I am packed to leave Hong Kong.
My thoughts throughout my six months in Hong Kong have been shaped by a phrase that I heard in a sermon when I first arrived. It drew on the words of the Christian writer Eugene Peterson, who differentiates tourists from pilgrims, describing the life of a pilgrim as one of long obedience in the same direction.
What does this have to do with my time in Hong Kong? This phrase–a life of long obedience in the same direction–has become a prism through which I have analyzed my experience here.
Certainly, I have tried my best to be a pilgrim rather than a tourist, joining others here in their attempt to recreate the higher education system, in hopes of building a strong civil society and place of innovation, with the full integration with China looming in 2047. On a personal level, I have formed strong friendships and walked with others facing difficult issues as they have done the same with me.

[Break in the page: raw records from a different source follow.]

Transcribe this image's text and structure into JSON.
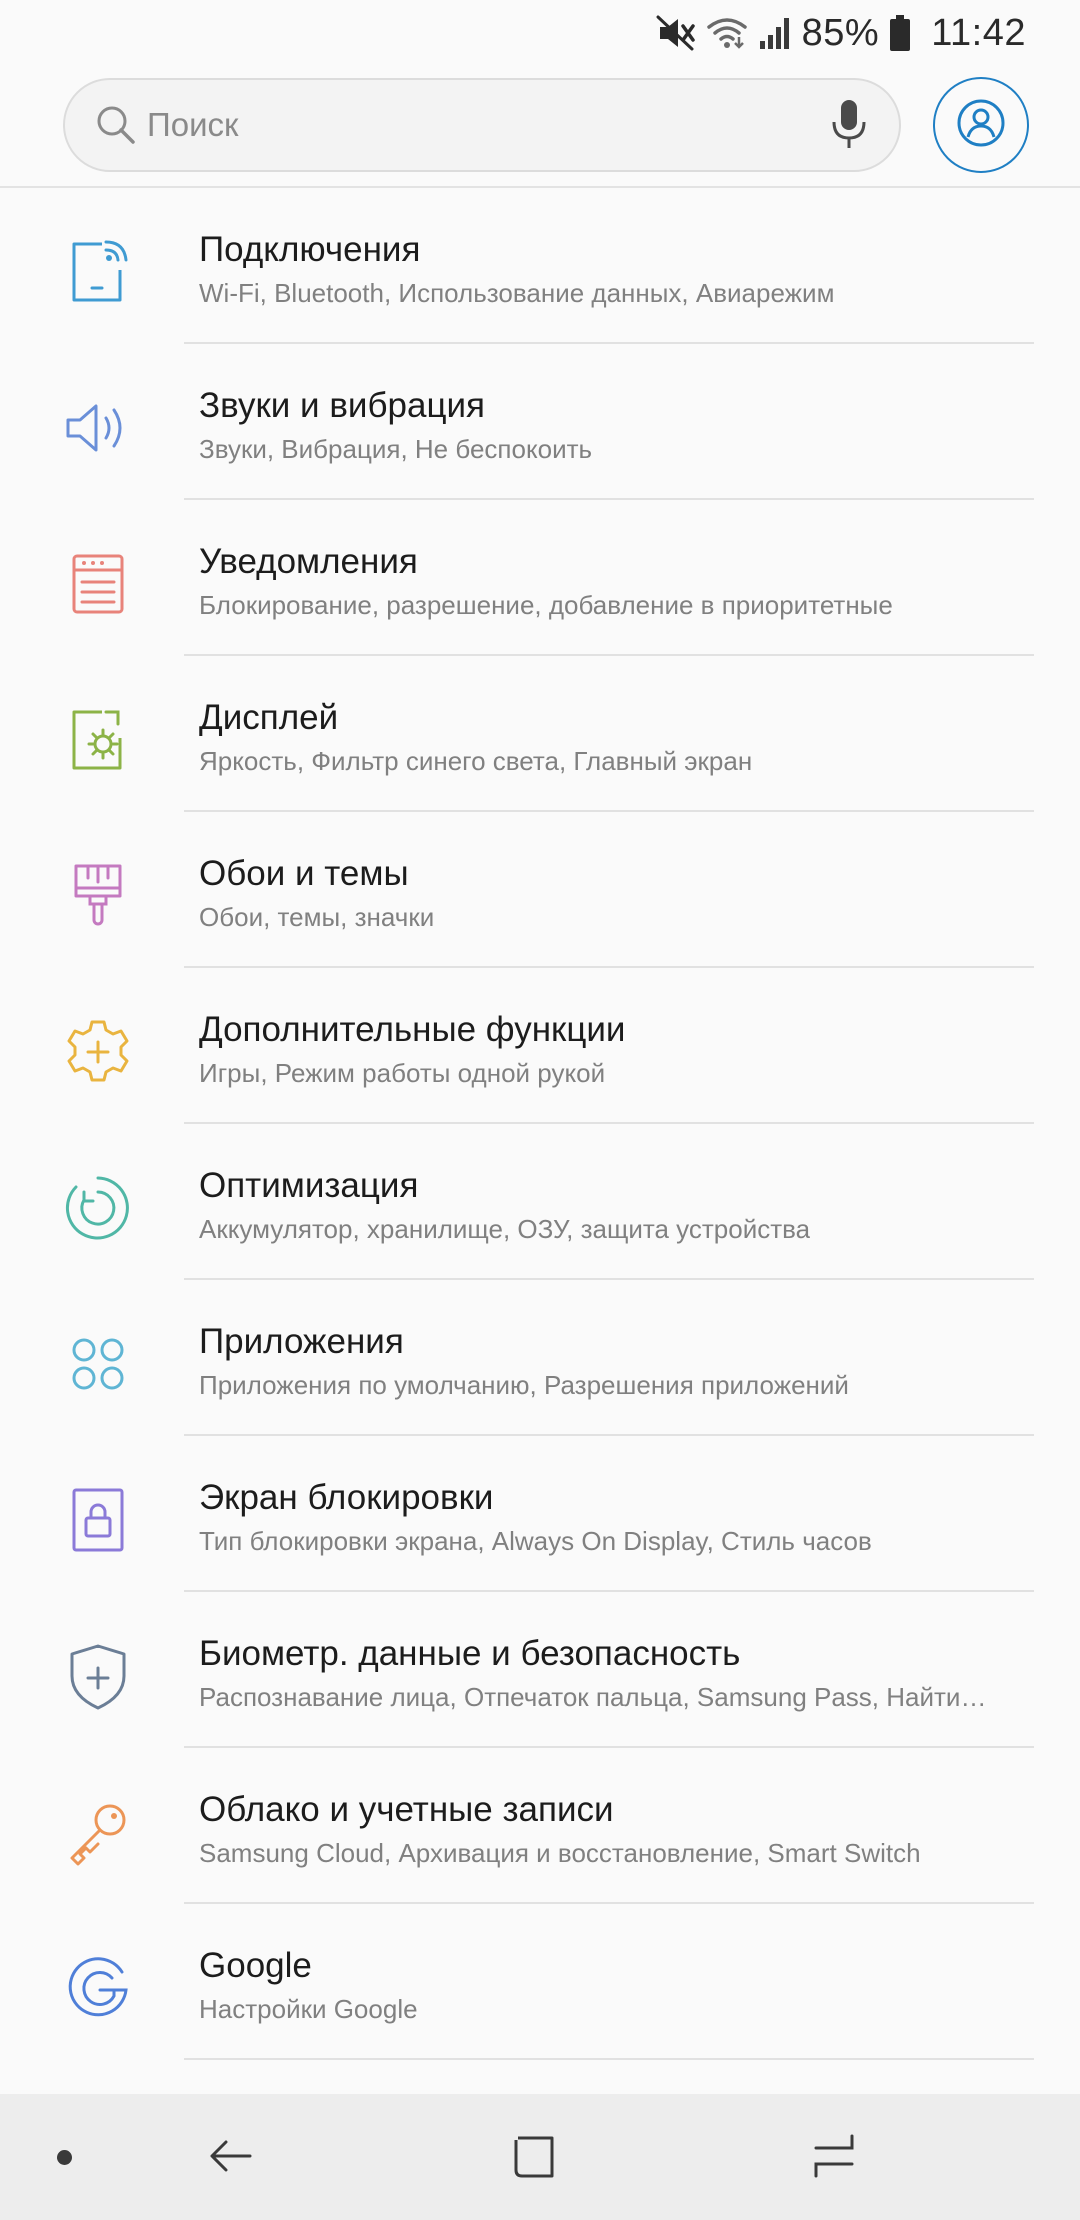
{
  "status_bar": {
    "battery": "85%",
    "time": "11:42"
  },
  "search": {
    "placeholder": "Поиск"
  },
  "colors": {
    "accent": "#1f7fc4",
    "connections": "#3f9bd2",
    "sounds": "#6a8fd8",
    "notifications": "#e8837a",
    "display": "#8cb347",
    "wallpapers": "#c47ac0",
    "advanced": "#e9b43f",
    "optimization": "#50b7a6",
    "apps": "#5fb5d4",
    "lockscreen": "#8b7ad8",
    "biometrics": "#6b7e96",
    "cloud": "#ec9556",
    "google": "#4f7fd8"
  },
  "settings": [
    {
      "icon": "connections-icon",
      "title": "Подключения",
      "subtitle": "Wi-Fi, Bluetooth, Использование данных, Авиарежим"
    },
    {
      "icon": "speaker-icon",
      "title": "Звуки и вибрация",
      "subtitle": "Звуки, Вибрация, Не беспокоить"
    },
    {
      "icon": "notifications-icon",
      "title": "Уведомления",
      "subtitle": "Блокирование, разрешение, добавление в приоритетные"
    },
    {
      "icon": "display-icon",
      "title": "Дисплей",
      "subtitle": "Яркость, Фильтр синего света, Главный экран"
    },
    {
      "icon": "paintbrush-icon",
      "title": "Обои и темы",
      "subtitle": "Обои, темы, значки"
    },
    {
      "icon": "gear-plus-icon",
      "title": "Дополнительные функции",
      "subtitle": "Игры, Режим работы одной рукой"
    },
    {
      "icon": "optimization-icon",
      "title": "Оптимизация",
      "subtitle": "Аккумулятор, хранилище, ОЗУ, защита устройства"
    },
    {
      "icon": "apps-icon",
      "title": "Приложения",
      "subtitle": "Приложения по умолчанию, Разрешения приложений"
    },
    {
      "icon": "lock-icon",
      "title": "Экран блокировки",
      "subtitle": "Тип блокировки экрана, Always On Display, Стиль часов"
    },
    {
      "icon": "shield-icon",
      "title": "Биометр. данные и безопасность",
      "subtitle": "Распознавание лица, Отпечаток пальца, Samsung Pass, Найти…"
    },
    {
      "icon": "key-icon",
      "title": "Облако и учетные записи",
      "subtitle": "Samsung Cloud, Архивация и восстановление, Smart Switch"
    },
    {
      "icon": "google-icon",
      "title": "Google",
      "subtitle": "Настройки Google"
    }
  ]
}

But I’m now going home–I am merely a pilgrim, which means I am not permanently grounded in Hong Kong. I’ve only walked with them for awhile. And here is the question I contemplate: Who IS rooting themselves in Hong Kong, building for the changes that are in process?
Hong Kong is a place where people have their feet in multiple places, always hedging their bets. If you can, you have two passports or more–Canada and Hong Kong, United States and Hong Kong, UK and Hong Kong, Australia and Hong Kong. If you can afford it, you send your children abroad to school, making sure that their options remain open. You own homes in two countries or more and bank accounts in several.

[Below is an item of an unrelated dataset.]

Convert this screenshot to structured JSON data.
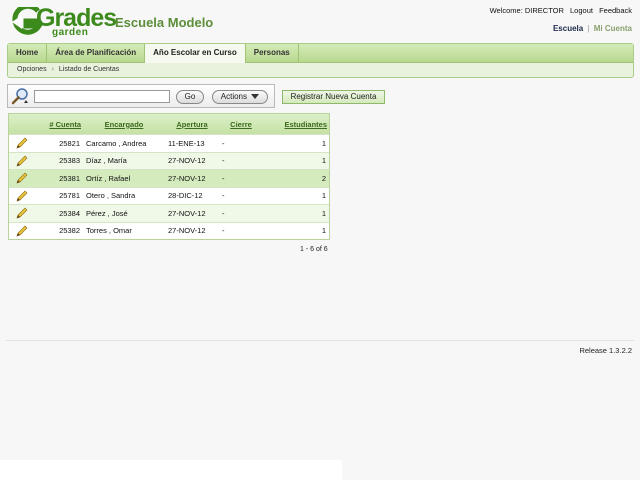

I’ve been asking people how they feel about the future of Hong Kong. I usually put this question in the context of a fellow graduate student I knew in the 1980s. He and his wife were from Hong Kong and as they neared the finishing of their graduate degrees, I would ask–are you going back to Hong Kong or are you afraid of the return of Hong Kong to China? He was quite firm that they were going back to Hong Kong. But by 1995 I was visiting them in Toronto where they had immigrated with their two sons. He had begun to feel the pressure of political conformity, they were Christians, and they were concerned about their sons. So I’ve asked people–did my friend make the right choice?
I have gotten a range of responses and most are quite sobering. The election of the Chief Executive while I was here created another round of fear of the demise of rule of law. So keep your feet in two places to hedge your bets. The most heartfelt response I have gotten was from one older man who said he had a love/hate relationship with his Chinese heritage and China in general, but that he had hope in God performing a miracle.

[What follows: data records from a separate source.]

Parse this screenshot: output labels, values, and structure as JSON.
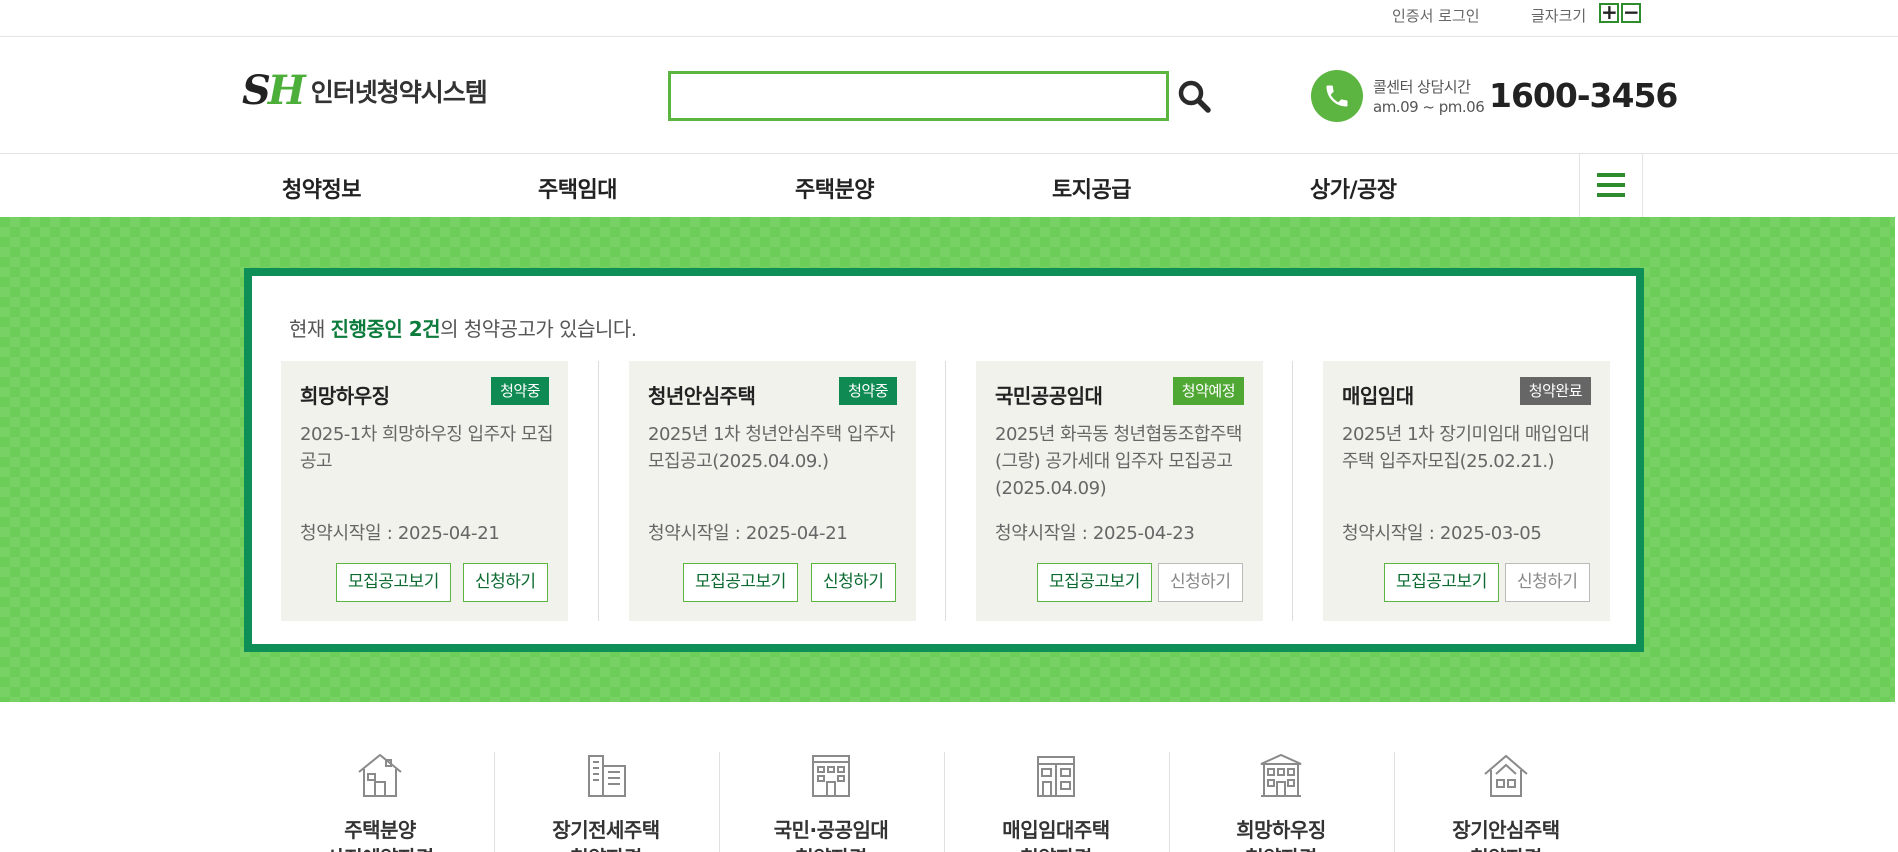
{
  "util": {
    "login_label": "인증서 로그인",
    "font_size_label": "글자크기",
    "plus_label": "+",
    "minus_label": "−"
  },
  "header": {
    "logo_mark_s": "S",
    "logo_mark_h": "H",
    "logo_text": "인터넷청약시스템",
    "search": {
      "value": "",
      "placeholder": "",
      "icon": "search-icon"
    },
    "call": {
      "label_line1": "콜센터 상담시간",
      "label_line2": "am.09 ~ pm.06",
      "number": "1600-3456",
      "icon": "phone-icon"
    }
  },
  "nav": {
    "items": [
      "청약정보",
      "주택임대",
      "주택분양",
      "토지공급",
      "상가/공장"
    ],
    "menu_icon": "hamburger-menu-icon"
  },
  "hero": {
    "notice_prefix": "현재 ",
    "notice_highlight": "진행중인 2건",
    "notice_suffix": "의 청약공고가 있습니다.",
    "cards": [
      {
        "title": "희망하우징",
        "badge": "청약중",
        "desc": "2025-1차 희망하우징 입주자 모집공고",
        "date": "청약시작일 : 2025-04-21",
        "btn_view": "모집공고보기",
        "btn_apply": "신청하기"
      },
      {
        "title": "청년안심주택",
        "badge": "청약중",
        "desc": "2025년 1차 청년안심주택 입주자 모집공고(2025.04.09.)",
        "date": "청약시작일 : 2025-04-21",
        "btn_view": "모집공고보기",
        "btn_apply": "신청하기"
      },
      {
        "title": "국민공공임대",
        "badge": "청약예정",
        "desc": "2025년 화곡동 청년협동조합주택(그랑) 공가세대 입주자 모집공고(2025.04.09)",
        "date": "청약시작일 : 2025-04-23",
        "btn_view": "모집공고보기",
        "btn_apply": "신청하기"
      },
      {
        "title": "매입임대",
        "badge": "청약완료",
        "desc": "2025년 1차 장기미임대 매입임대주택 입주자모집(25.02.21.)",
        "date": "청약시작일 : 2025-03-05",
        "btn_view": "모집공고보기",
        "btn_apply": "신청하기"
      }
    ]
  },
  "shortcuts": [
    {
      "line1": "주택분양",
      "line2": "사전예약자격",
      "icon": "house-icon"
    },
    {
      "line1": "장기전세주택",
      "line2": "청약자격",
      "icon": "apartment-icon"
    },
    {
      "line1": "국민·공공임대",
      "line2": "청약자격",
      "icon": "building-icon"
    },
    {
      "line1": "매입임대주택",
      "line2": "청약자격",
      "icon": "townhouse-icon"
    },
    {
      "line1": "희망하우징",
      "line2": "청약자격",
      "icon": "dormitory-icon"
    },
    {
      "line1": "장기안심주택",
      "line2": "청약자격",
      "icon": "home-icon"
    }
  ],
  "colors": {
    "brand_green": "#5cb540",
    "panel_border": "#0d8f57",
    "hero_bg": "#6ccd58",
    "badge_ongoing": "#0e8a52",
    "badge_planned": "#4fa834",
    "badge_done": "#666666"
  }
}
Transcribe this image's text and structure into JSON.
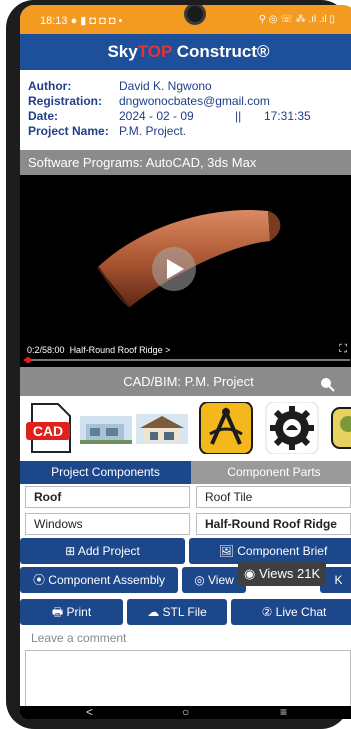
{
  "status": {
    "time": "18:13 ● ▮ ◘ ◘ ◘ •",
    "icons": "⚲ ◎ ☏ ⁂ .ıl .ıl ▯"
  },
  "app": {
    "title_prefix": "Sky",
    "title_highlight": "TOP",
    "title_suffix": " Construct®",
    "brand_color": "#1d4f9a",
    "accent": "#e2352f"
  },
  "info": {
    "author_label": "Author:",
    "author_value": "David K. Ngwono",
    "registration_label": "Registration:",
    "registration_value": "dngwonocbates@gmail.com",
    "date_label": "Date:",
    "date_value": "2024 - 02 - 09",
    "time_sep": "||",
    "time_value": "17:31:35",
    "project_label": "Project Name:",
    "project_value": "P.M. Project."
  },
  "software": "Software Programs: AutoCAD, 3ds Max",
  "video": {
    "time": "0:2/58:00",
    "title": "Half-Round Roof Ridge >",
    "progress": 0.01
  },
  "cad_bar": {
    "label": "CAD/BIM: P.M. Project",
    "icon": "search-icon"
  },
  "tabs": {
    "left": "Project Components",
    "right": "Component Parts"
  },
  "fields": {
    "roof": "Roof",
    "roof_tile": "Roof Tile",
    "windows": "Windows",
    "ridge": "Half-Round Roof Ridge"
  },
  "buttons": {
    "add_project": "⊞ Add Project",
    "component_brief": "🖼 Component Brief",
    "component_assembly": "⦿ Component Assembly",
    "view": "◎ View",
    "k": "K",
    "print": "🖶 Print",
    "stl": "☁ STL File",
    "chat": "② Live Chat"
  },
  "views_badge": "Views 21K",
  "comment_placeholder": "Leave a comment",
  "nav": {
    "back": "<",
    "home": "○",
    "menu": "≡"
  }
}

It is all so complicated. Even top university administrators are from elsewhere and will go back to yet someplace else–Taiwan, Canada, United States, German, or some other piece of the world.. They are not rooted in Hong Kong for the long run, yet they are asked to care about its young people, the majority of which do not have the resources to plant their feet in two places to hedge their bets. On my cynical days I am quite certain that these administrators only care about setting themselves up for their next career move. But are they any different than me? When I return home I am moving to a new state and new job, pulling up my roots and leaving my daughters and my mother behind. Have I used this pilgrimage to merely set myself up for my next career move, or is it part of a larger journey of obedience in the same direction with those I have come to love in this place?